Every record below should be printed again exactly, with its pictures removed.
****************
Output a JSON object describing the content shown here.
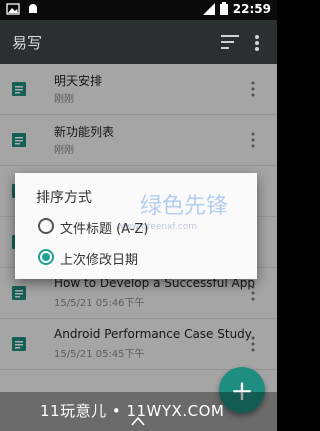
{
  "status_bar": {
    "time": "22:59",
    "battery": "3"
  },
  "app_bar": {
    "title": "易写"
  },
  "notes": [
    {
      "title": "明天安排",
      "time": "刚刚"
    },
    {
      "title": "新功能列表",
      "time": "刚刚"
    },
    {
      "title": "",
      "time": ""
    },
    {
      "title": "",
      "time": ""
    },
    {
      "title": "How to Develop a Successful App",
      "time": "15/5/21 05:46下午"
    },
    {
      "title": "Android Performance Case Study",
      "time": "15/5/21 05:45下午"
    }
  ],
  "sort_dialog": {
    "title": "排序方式",
    "options": [
      {
        "label": "文件标题 (A-Z)",
        "checked": false
      },
      {
        "label": "上次修改日期",
        "checked": true
      }
    ]
  },
  "watermark": {
    "logo": "绿色先锋",
    "url": "www.greenxf.com"
  },
  "fab": {
    "label": "+"
  },
  "footer_banner": {
    "text": "11玩意儿 • 11WYX.COM"
  },
  "colors": {
    "accent": "#20a291",
    "app_bar": "#2b2f2f",
    "note_icon": "#1e8e80"
  }
}
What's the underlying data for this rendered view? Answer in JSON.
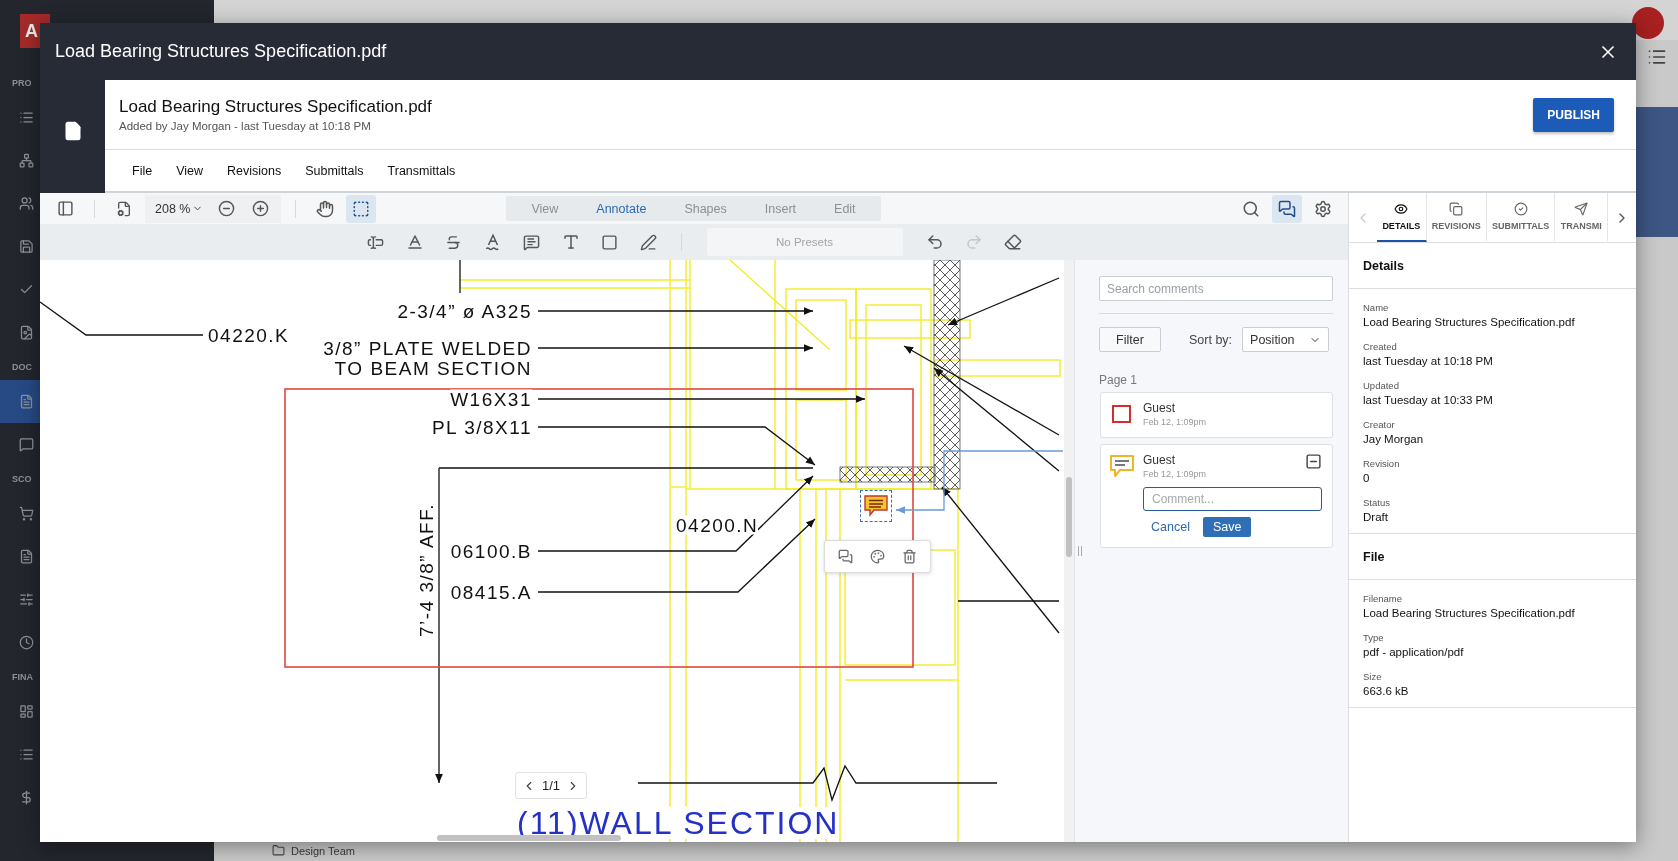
{
  "background_app": {
    "logo": "A",
    "sidebar_sections": [
      "PRO",
      "DOC",
      "SCO",
      "FINA"
    ],
    "folder_item": "Design Team"
  },
  "modal": {
    "title": "Load Bearing Structures Specification.pdf"
  },
  "document_header": {
    "title": "Load Bearing Structures Specification.pdf",
    "subtitle": "Added by Jay Morgan - last Tuesday at 10:18 PM",
    "publish_button": "PUBLISH"
  },
  "menu": [
    "File",
    "View",
    "Revisions",
    "Submittals",
    "Transmittals"
  ],
  "toolbar": {
    "zoom": "208 %",
    "view_tools": [
      {
        "kind": "pan",
        "selected": false
      },
      {
        "kind": "marquee",
        "selected": true
      }
    ],
    "modes": [
      {
        "label": "View",
        "selected": false
      },
      {
        "label": "Annotate",
        "selected": true
      },
      {
        "label": "Shapes",
        "selected": false
      },
      {
        "label": "Insert",
        "selected": false
      },
      {
        "label": "Edit",
        "selected": false
      }
    ],
    "panel_toggles": [
      {
        "kind": "search",
        "selected": false
      },
      {
        "kind": "comments",
        "selected": true
      },
      {
        "kind": "settings",
        "selected": false
      }
    ],
    "presets_placeholder": "No Presets",
    "redo_disabled": true
  },
  "drawing": {
    "labels": [
      "04220.K",
      "2-3/4” ø A325",
      "3/8” PLATE WELDED",
      "TO BEAM SECTION",
      "W16X31",
      "PL 3/8X11",
      "04200.N",
      "06100.B",
      "08415.A"
    ],
    "dimension": "7’-4 3/8” AFF.",
    "title": "(11)WALL SECTION"
  },
  "page_indicator": "1/1",
  "comments": {
    "search_placeholder": "Search comments",
    "filter_button": "Filter",
    "sort_label": "Sort by:",
    "sort_value": "Position",
    "page_heading": "Page 1",
    "items": [
      {
        "kind": "rectangle",
        "author": "Guest",
        "time": "Feb 12, 1:09pm",
        "color": "#d0302b",
        "editing": false
      },
      {
        "kind": "note",
        "author": "Guest",
        "time": "Feb 12, 1:09pm",
        "color": "#f0b429",
        "editing": true
      }
    ],
    "comment_placeholder": "Comment...",
    "cancel_button": "Cancel",
    "save_button": "Save"
  },
  "details_panel": {
    "tabs": [
      {
        "label": "DETAILS",
        "kind": "eye",
        "selected": true
      },
      {
        "label": "REVISIONS",
        "kind": "copies",
        "selected": false
      },
      {
        "label": "SUBMITTALS",
        "kind": "check",
        "selected": false
      },
      {
        "label": "TRANSMI",
        "kind": "send",
        "selected": false
      }
    ],
    "sections": [
      {
        "title": "Details",
        "fields": [
          {
            "label": "Name",
            "value": "Load Bearing Structures Specification.pdf"
          },
          {
            "label": "Created",
            "value": "last Tuesday at 10:18 PM"
          },
          {
            "label": "Updated",
            "value": "last Tuesday at 10:33 PM"
          },
          {
            "label": "Creator",
            "value": "Jay Morgan"
          },
          {
            "label": "Revision",
            "value": "0"
          },
          {
            "label": "Status",
            "value": "Draft"
          }
        ]
      },
      {
        "title": "File",
        "fields": [
          {
            "label": "Filename",
            "value": "Load Bearing Structures Specification.pdf"
          },
          {
            "label": "Type",
            "value": "pdf - application/pdf"
          },
          {
            "label": "Size",
            "value": "663.6 kB"
          }
        ]
      }
    ]
  }
}
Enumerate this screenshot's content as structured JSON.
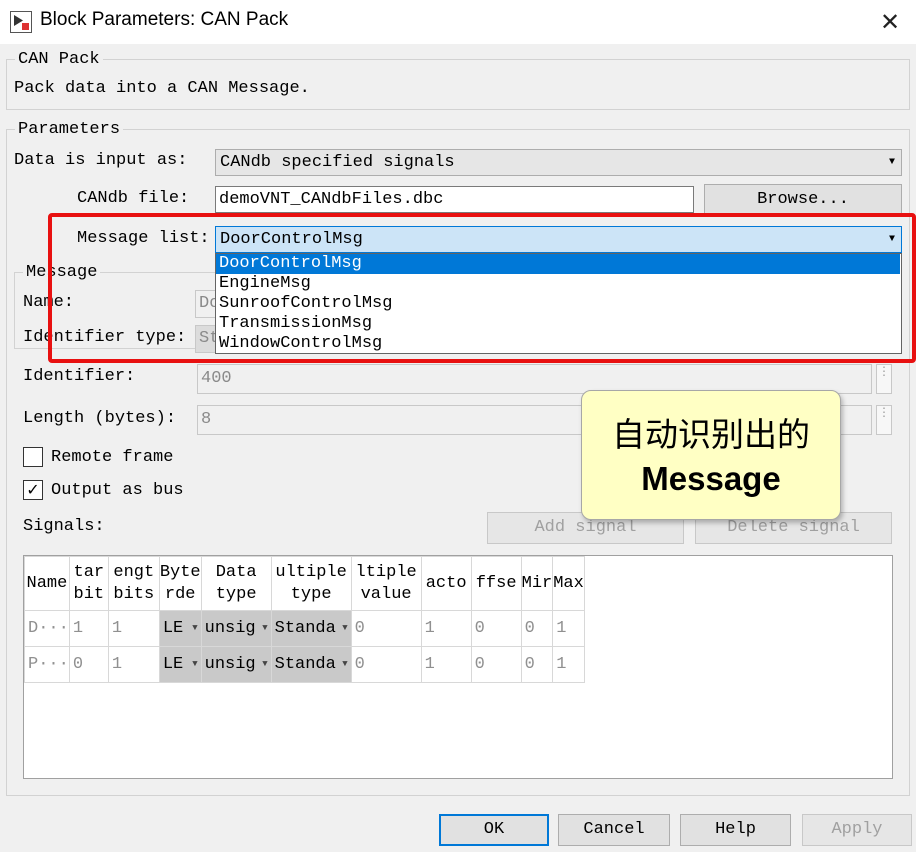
{
  "window": {
    "title": "Block Parameters: CAN Pack",
    "close_icon": "close-icon",
    "app_icon": "simulink-block-icon"
  },
  "block": {
    "legend": "CAN Pack",
    "description": "Pack data into a CAN Message."
  },
  "parameters": {
    "legend": "Parameters",
    "data_input_label": "Data is input as:",
    "data_input_value": "CANdb specified signals",
    "candb_file_label": "CANdb file:",
    "candb_file_value": "demoVNT_CANdbFiles.dbc",
    "browse_label": "Browse...",
    "message_list_label": "Message list:",
    "message_list_value": "DoorControlMsg",
    "message_list_options": [
      "DoorControlMsg",
      "EngineMsg",
      "SunroofControlMsg",
      "TransmissionMsg",
      "WindowControlMsg"
    ]
  },
  "message": {
    "legend": "Message",
    "name_label": "Name:",
    "name_value": "Do",
    "identifier_type_label": "Identifier type:",
    "identifier_type_value": "St",
    "identifier_label": "Identifier:",
    "identifier_value": "400",
    "length_label": "Length (bytes):",
    "length_value": "8",
    "remote_frame_label": "Remote frame",
    "remote_frame_checked": false,
    "output_as_bus_label": "Output as bus",
    "output_as_bus_checked": true,
    "check_mark": "✓"
  },
  "signals": {
    "label": "Signals:",
    "add_signal_label": "Add signal",
    "delete_signal_label": "Delete signal",
    "columns": [
      [
        "Name",
        ""
      ],
      [
        "tar",
        "bit"
      ],
      [
        "engt",
        "bits"
      ],
      [
        "Byte",
        "rde"
      ],
      [
        "Data",
        "type"
      ],
      [
        "ultiple",
        "type"
      ],
      [
        "ltiple",
        "value"
      ],
      [
        "acto",
        ""
      ],
      [
        "ffse",
        ""
      ],
      [
        "Mir",
        ""
      ],
      [
        "Max",
        ""
      ]
    ],
    "rows": [
      [
        "D···",
        "1",
        "1",
        "LE",
        "unsig",
        "Standa",
        "0",
        "1",
        "0",
        "0",
        "1"
      ],
      [
        "P···",
        "0",
        "1",
        "LE",
        "unsig",
        "Standa",
        "0",
        "1",
        "0",
        "0",
        "1"
      ]
    ]
  },
  "callout": {
    "line1": "自动识别出的",
    "line2": "Message"
  },
  "footer": {
    "ok_label": "OK",
    "cancel_label": "Cancel",
    "help_label": "Help",
    "apply_label": "Apply"
  },
  "colors": {
    "highlight_red": "#e81010",
    "selection_blue": "#0078d7",
    "callout_bg": "#ffffc4"
  }
}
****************
> _RESPONSE BOX_
Output a JSON object describing the content shown here.
{
  "status_bar": {
    "time": "22:59",
    "battery": "3"
  },
  "app_bar": {
    "title": "易写"
  },
  "notes": [
    {
      "title": "明天安排",
      "time": "刚刚"
    },
    {
      "title": "新功能列表",
      "time": "刚刚"
    },
    {
      "title": "",
      "time": ""
    },
    {
      "title": "",
      "time": ""
    },
    {
      "title": "How to Develop a Successful App",
      "time": "15/5/21 05:46下午"
    },
    {
      "title": "Android Performance Case Study",
      "time": "15/5/21 05:45下午"
    }
  ],
  "sort_dialog": {
    "title": "排序方式",
    "options": [
      {
        "label": "文件标题 (A-Z)",
        "checked": false
      },
      {
        "label": "上次修改日期",
        "checked": true
      }
    ]
  },
  "watermark": {
    "logo": "绿色先锋",
    "url": "www.greenxf.com"
  },
  "fab": {
    "label": "+"
  },
  "footer_banner": {
    "text": "11玩意儿 • 11WYX.COM"
  },
  "colors": {
    "accent": "#20a291",
    "app_bar": "#2b2f2f",
    "note_icon": "#1e8e80"
  }
}
What's the underlying data for this rendered view? Answer in JSON.
{
  "background_app": {
    "logo": "A",
    "sidebar_sections": [
      "PRO",
      "DOC",
      "SCO",
      "FINA"
    ],
    "folder_item": "Design Team"
  },
  "modal": {
    "title": "Load Bearing Structures Specification.pdf"
  },
  "document_header": {
    "title": "Load Bearing Structures Specification.pdf",
    "subtitle": "Added by Jay Morgan - last Tuesday at 10:18 PM",
    "publish_button": "PUBLISH"
  },
  "menu": [
    "File",
    "View",
    "Revisions",
    "Submittals",
    "Transmittals"
  ],
  "toolbar": {
    "zoom": "208 %",
    "view_tools": [
      {
        "kind": "pan",
        "selected": false
      },
      {
        "kind": "marquee",
        "selected": true
      }
    ],
    "modes": [
      {
        "label": "View",
        "selected": false
      },
      {
        "label": "Annotate",
        "selected": true
      },
      {
        "label": "Shapes",
        "selected": false
      },
      {
        "label": "Insert",
        "selected": false
      },
      {
        "label": "Edit",
        "selected": false
      }
    ],
    "panel_toggles": [
      {
        "kind": "search",
        "selected": false
      },
      {
        "kind": "comments",
        "selected": true
      },
      {
        "kind": "settings",
        "selected": false
      }
    ],
    "presets_placeholder": "No Presets",
    "redo_disabled": true
  },
  "drawing": {
    "labels": [
      "04220.K",
      "2-3/4” ø A325",
      "3/8” PLATE WELDED",
      "TO BEAM SECTION",
      "W16X31",
      "PL 3/8X11",
      "04200.N",
      "06100.B",
      "08415.A"
    ],
    "dimension": "7’-4 3/8” AFF.",
    "title": "(11)WALL SECTION"
  },
  "page_indicator": "1/1",
  "comments": {
    "search_placeholder": "Search comments",
    "filter_button": "Filter",
    "sort_label": "Sort by:",
    "sort_value": "Position",
    "page_heading": "Page 1",
    "items": [
      {
        "kind": "rectangle",
        "author": "Guest",
        "time": "Feb 12, 1:09pm",
        "color": "#d0302b",
        "editing": false
      },
      {
        "kind": "note",
        "author": "Guest",
        "time": "Feb 12, 1:09pm",
        "color": "#f0b429",
        "editing": true
      }
    ],
    "comment_placeholder": "Comment...",
    "cancel_button": "Cancel",
    "save_button": "Save"
  },
  "details_panel": {
    "tabs": [
      {
        "label": "DETAILS",
        "kind": "eye",
        "selected": true
      },
      {
        "label": "REVISIONS",
        "kind": "copies",
        "selected": false
      },
      {
        "label": "SUBMITTALS",
        "kind": "check",
        "selected": false
      },
      {
        "label": "TRANSMI",
        "kind": "send",
        "selected": false
      }
    ],
    "sections": [
      {
        "title": "Details",
        "fields": [
          {
            "label": "Name",
            "value": "Load Bearing Structures Specification.pdf"
          },
          {
            "label": "Created",
            "value": "last Tuesday at 10:18 PM"
          },
          {
            "label": "Updated",
            "value": "last Tuesday at 10:33 PM"
          },
          {
            "label": "Creator",
            "value": "Jay Morgan"
          },
          {
            "label": "Revision",
            "value": "0"
          },
          {
            "label": "Status",
            "value": "Draft"
          }
        ]
      },
      {
        "title": "File",
        "fields": [
          {
            "label": "Filename",
            "value": "Load Bearing Structures Specification.pdf"
          },
          {
            "label": "Type",
            "value": "pdf - application/pdf"
          },
          {
            "label": "Size",
            "value": "663.6 kB"
          }
        ]
      }
    ]
  }
}
Enumerate this screenshot's content as structured JSON.
{
  "window": {
    "title": "Block Parameters: CAN Pack",
    "close_icon": "close-icon",
    "app_icon": "simulink-block-icon"
  },
  "block": {
    "legend": "CAN Pack",
    "description": "Pack data into a CAN Message."
  },
  "parameters": {
    "legend": "Parameters",
    "data_input_label": "Data is input as:",
    "data_input_value": "CANdb specified signals",
    "candb_file_label": "CANdb file:",
    "candb_file_value": "demoVNT_CANdbFiles.dbc",
    "browse_label": "Browse...",
    "message_list_label": "Message list:",
    "message_list_value": "DoorControlMsg",
    "message_list_options": [
      "DoorControlMsg",
      "EngineMsg",
      "SunroofControlMsg",
      "TransmissionMsg",
      "WindowControlMsg"
    ]
  },
  "message": {
    "legend": "Message",
    "name_label": "Name:",
    "name_value": "Do",
    "identifier_type_label": "Identifier type:",
    "identifier_type_value": "St",
    "identifier_label": "Identifier:",
    "identifier_value": "400",
    "length_label": "Length (bytes):",
    "length_value": "8",
    "remote_frame_label": "Remote frame",
    "remote_frame_checked": false,
    "output_as_bus_label": "Output as bus",
    "output_as_bus_checked": true,
    "check_mark": "✓"
  },
  "signals": {
    "label": "Signals:",
    "add_signal_label": "Add signal",
    "delete_signal_label": "Delete signal",
    "columns": [
      [
        "Name",
        ""
      ],
      [
        "tar",
        "bit"
      ],
      [
        "engt",
        "bits"
      ],
      [
        "Byte",
        "rde"
      ],
      [
        "Data",
        "type"
      ],
      [
        "ultiple",
        "type"
      ],
      [
        "ltiple",
        "value"
      ],
      [
        "acto",
        ""
      ],
      [
        "ffse",
        ""
      ],
      [
        "Mir",
        ""
      ],
      [
        "Max",
        ""
      ]
    ],
    "rows": [
      [
        "D···",
        "1",
        "1",
        "LE",
        "unsig",
        "Standa",
        "0",
        "1",
        "0",
        "0",
        "1"
      ],
      [
        "P···",
        "0",
        "1",
        "LE",
        "unsig",
        "Standa",
        "0",
        "1",
        "0",
        "0",
        "1"
      ]
    ]
  },
  "callout": {
    "line1": "自动识别出的",
    "line2": "Message"
  },
  "footer": {
    "ok_label": "OK",
    "cancel_label": "Cancel",
    "help_label": "Help",
    "apply_label": "Apply"
  },
  "colors": {
    "highlight_red": "#e81010",
    "selection_blue": "#0078d7",
    "callout_bg": "#ffffc4"
  }
}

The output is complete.